Task description:
Write only the number of lines in the data that include the word "label".

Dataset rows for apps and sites
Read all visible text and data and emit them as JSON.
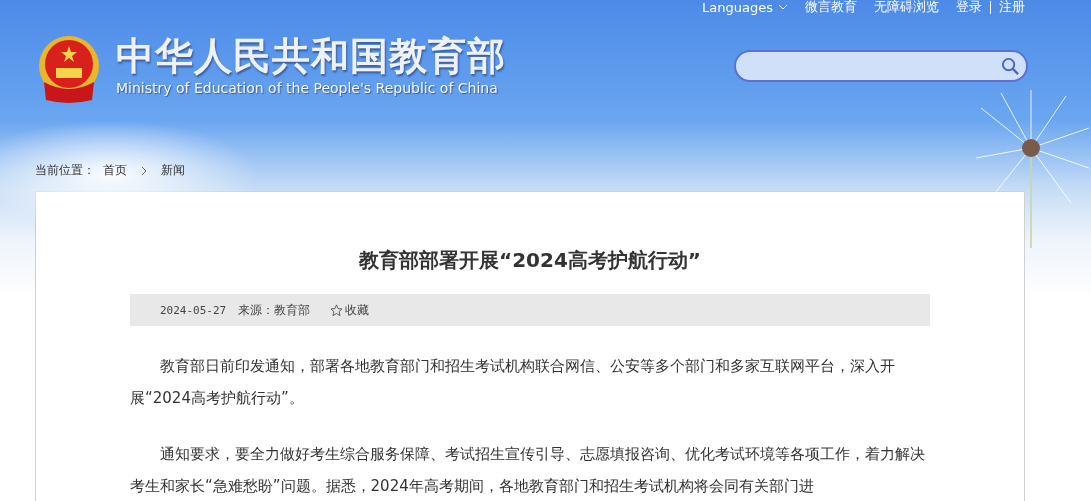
{
  "top_links": [
    {
      "label": "Languages",
      "kind": "dropdown"
    },
    {
      "label": "微言教育",
      "kind": "link"
    },
    {
      "label": "无障碍浏览",
      "kind": "link"
    },
    {
      "label": "登录",
      "kind": "link"
    },
    {
      "label": "注册",
      "kind": "link"
    }
  ],
  "site": {
    "title": "中华人民共和国教育部",
    "subtitle": "Ministry of Education of the People's Republic of China"
  },
  "breadcrumb": {
    "label": "当前位置：",
    "items": [
      "首页",
      "新闻"
    ]
  },
  "article": {
    "title": "教育部部署开展“2024高考护航行动”",
    "date": "2024-05-27",
    "source": "来源：教育部",
    "favorite": "收藏",
    "paragraphs": [
      "教育部日前印发通知，部署各地教育部门和招生考试机构联合网信、公安等多个部门和多家互联网平台，深入开展“2024高考护航行动”。",
      "通知要求，要全力做好考生综合服务保障、考试招生宣传引导、志愿填报咨询、优化考试环境等各项工作，着力解决考生和家长“急难愁盼”问题。据悉，2024年高考期间，各地教育部门和招生考试机构将会同有关部门进"
    ]
  }
}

Output of the task:
6